(Directions for this task): Go through the entries below and copy each line that holds the word "School".

Element data from apps and pages:
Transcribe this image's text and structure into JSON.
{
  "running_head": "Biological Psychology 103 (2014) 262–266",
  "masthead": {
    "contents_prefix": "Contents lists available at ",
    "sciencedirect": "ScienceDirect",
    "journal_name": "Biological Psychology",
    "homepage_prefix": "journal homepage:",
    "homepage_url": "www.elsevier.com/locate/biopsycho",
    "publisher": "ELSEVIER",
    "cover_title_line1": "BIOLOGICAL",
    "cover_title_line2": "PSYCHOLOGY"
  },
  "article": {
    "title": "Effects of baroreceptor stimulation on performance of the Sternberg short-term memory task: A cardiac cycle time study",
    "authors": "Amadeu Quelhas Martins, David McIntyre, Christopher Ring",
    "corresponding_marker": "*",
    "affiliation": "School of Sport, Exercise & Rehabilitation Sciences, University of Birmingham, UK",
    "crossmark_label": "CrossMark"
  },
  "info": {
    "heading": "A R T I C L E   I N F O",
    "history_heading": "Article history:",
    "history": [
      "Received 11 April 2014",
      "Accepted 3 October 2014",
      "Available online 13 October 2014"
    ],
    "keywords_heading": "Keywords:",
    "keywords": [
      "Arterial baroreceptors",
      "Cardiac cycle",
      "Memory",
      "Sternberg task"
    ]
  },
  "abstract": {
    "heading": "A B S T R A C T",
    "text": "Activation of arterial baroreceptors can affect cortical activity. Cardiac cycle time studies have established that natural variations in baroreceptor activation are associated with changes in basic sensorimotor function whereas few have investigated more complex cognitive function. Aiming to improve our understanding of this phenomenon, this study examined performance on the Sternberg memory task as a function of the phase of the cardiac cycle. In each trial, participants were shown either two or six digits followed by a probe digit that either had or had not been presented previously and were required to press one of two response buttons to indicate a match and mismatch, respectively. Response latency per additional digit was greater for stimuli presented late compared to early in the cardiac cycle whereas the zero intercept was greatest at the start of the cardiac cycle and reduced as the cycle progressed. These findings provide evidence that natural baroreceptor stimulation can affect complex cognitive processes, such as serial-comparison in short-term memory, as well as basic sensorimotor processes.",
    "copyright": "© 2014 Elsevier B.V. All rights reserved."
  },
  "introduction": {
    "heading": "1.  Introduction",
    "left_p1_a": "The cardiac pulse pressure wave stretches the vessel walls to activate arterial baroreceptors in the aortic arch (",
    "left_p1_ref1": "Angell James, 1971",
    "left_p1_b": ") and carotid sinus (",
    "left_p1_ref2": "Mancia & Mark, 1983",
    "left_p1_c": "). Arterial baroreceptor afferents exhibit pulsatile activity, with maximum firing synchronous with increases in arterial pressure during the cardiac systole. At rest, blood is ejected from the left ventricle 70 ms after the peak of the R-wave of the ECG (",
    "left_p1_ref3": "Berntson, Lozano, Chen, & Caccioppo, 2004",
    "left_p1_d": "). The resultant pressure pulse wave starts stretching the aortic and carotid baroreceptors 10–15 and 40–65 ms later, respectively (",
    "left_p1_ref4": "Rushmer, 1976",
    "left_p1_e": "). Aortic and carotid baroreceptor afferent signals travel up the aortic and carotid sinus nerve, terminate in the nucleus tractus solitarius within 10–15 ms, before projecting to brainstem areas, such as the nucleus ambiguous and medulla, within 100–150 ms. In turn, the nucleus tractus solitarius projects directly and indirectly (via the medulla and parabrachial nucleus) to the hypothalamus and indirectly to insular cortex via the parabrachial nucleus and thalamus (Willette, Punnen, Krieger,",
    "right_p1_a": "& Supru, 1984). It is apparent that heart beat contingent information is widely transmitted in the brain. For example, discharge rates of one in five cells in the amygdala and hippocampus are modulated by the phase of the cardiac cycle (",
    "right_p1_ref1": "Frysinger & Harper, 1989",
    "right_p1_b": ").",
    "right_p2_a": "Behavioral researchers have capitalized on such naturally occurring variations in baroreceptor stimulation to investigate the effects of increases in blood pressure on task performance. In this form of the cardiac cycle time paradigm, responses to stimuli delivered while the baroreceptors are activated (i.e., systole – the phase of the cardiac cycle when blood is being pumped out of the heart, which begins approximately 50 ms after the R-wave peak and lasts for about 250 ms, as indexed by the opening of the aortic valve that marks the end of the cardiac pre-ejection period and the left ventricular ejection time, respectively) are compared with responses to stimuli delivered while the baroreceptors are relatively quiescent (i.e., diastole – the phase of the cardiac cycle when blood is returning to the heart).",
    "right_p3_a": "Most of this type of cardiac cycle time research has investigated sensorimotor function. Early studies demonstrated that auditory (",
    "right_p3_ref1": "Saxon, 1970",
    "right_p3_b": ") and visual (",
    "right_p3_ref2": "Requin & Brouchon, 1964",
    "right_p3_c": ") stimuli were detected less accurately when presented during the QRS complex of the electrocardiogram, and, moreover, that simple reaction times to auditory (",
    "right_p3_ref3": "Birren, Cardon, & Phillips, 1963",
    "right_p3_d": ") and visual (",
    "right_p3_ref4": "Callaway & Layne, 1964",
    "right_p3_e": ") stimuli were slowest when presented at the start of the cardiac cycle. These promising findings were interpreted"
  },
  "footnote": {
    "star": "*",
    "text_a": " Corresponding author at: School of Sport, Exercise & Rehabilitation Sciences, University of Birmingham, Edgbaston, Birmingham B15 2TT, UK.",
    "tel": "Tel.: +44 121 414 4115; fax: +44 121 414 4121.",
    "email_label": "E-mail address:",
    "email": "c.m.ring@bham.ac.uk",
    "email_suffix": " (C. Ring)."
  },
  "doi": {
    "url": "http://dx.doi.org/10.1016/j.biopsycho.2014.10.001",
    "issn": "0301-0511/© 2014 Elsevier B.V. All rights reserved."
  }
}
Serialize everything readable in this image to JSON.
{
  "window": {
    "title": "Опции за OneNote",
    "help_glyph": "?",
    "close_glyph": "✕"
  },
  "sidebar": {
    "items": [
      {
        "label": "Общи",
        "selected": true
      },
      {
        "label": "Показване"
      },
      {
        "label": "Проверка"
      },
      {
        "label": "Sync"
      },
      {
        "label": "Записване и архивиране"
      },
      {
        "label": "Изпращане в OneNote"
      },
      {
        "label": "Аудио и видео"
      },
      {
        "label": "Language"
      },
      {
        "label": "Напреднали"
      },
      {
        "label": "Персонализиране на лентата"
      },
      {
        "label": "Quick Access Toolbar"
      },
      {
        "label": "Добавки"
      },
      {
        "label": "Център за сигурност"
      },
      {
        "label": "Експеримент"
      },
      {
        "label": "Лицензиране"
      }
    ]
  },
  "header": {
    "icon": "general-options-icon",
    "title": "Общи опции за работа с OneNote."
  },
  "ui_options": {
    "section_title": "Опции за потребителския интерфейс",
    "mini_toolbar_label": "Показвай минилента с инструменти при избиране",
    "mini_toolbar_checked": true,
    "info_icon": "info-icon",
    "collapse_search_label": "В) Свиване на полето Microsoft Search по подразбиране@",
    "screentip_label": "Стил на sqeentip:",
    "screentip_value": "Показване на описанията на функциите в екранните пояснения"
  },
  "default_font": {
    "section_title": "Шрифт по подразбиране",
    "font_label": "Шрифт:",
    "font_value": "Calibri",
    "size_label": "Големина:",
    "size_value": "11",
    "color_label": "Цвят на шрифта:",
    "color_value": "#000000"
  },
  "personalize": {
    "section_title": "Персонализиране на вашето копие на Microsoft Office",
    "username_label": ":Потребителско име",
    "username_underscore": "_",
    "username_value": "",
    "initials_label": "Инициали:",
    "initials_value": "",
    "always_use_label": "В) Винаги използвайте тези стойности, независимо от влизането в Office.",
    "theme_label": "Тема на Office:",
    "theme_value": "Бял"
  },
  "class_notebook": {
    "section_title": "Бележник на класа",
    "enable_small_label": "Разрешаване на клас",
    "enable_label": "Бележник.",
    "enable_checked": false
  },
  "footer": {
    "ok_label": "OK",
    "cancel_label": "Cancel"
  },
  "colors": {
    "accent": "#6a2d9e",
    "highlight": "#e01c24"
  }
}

(Solution for this exercise):
    "affiliation": "School of Sport, Exercise & Rehabilitation Sciences, University of Birmingham, UK",
    "text_a": " Corresponding author at: School of Sport, Exercise & Rehabilitation Sciences, University of Birmingham, Edgbaston, Birmingham B15 2TT, UK.",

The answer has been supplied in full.